* **How to complete this task**
Look below and pull out each line with the word "tofu".
===== Supplied entries =====
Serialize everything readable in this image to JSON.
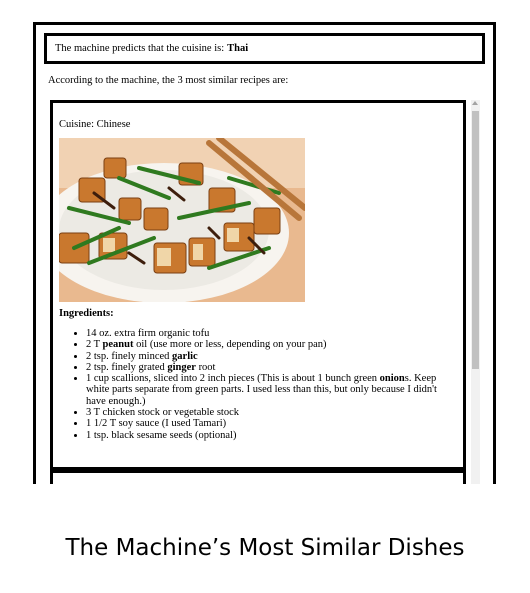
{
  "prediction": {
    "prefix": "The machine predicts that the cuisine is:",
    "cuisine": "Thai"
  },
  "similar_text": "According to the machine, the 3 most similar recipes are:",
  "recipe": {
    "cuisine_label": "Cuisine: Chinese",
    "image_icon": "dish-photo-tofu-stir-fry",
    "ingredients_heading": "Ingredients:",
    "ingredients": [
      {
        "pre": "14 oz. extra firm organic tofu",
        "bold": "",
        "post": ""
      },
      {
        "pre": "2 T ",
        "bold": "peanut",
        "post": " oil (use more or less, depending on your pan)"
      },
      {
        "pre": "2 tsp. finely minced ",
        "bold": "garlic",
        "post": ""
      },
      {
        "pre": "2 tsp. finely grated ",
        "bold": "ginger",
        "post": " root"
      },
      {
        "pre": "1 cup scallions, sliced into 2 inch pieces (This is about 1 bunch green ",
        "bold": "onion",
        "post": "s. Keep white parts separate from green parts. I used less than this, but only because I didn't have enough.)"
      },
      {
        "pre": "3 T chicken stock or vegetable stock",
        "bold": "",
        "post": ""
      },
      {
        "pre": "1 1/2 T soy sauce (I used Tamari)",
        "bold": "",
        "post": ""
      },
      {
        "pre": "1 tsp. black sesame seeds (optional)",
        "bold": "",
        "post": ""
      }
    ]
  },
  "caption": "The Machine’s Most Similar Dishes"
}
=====
* **Reply**
    "image_icon": "dish-photo-tofu-stir-fry",
        "pre": "14 oz. extra firm organic tofu",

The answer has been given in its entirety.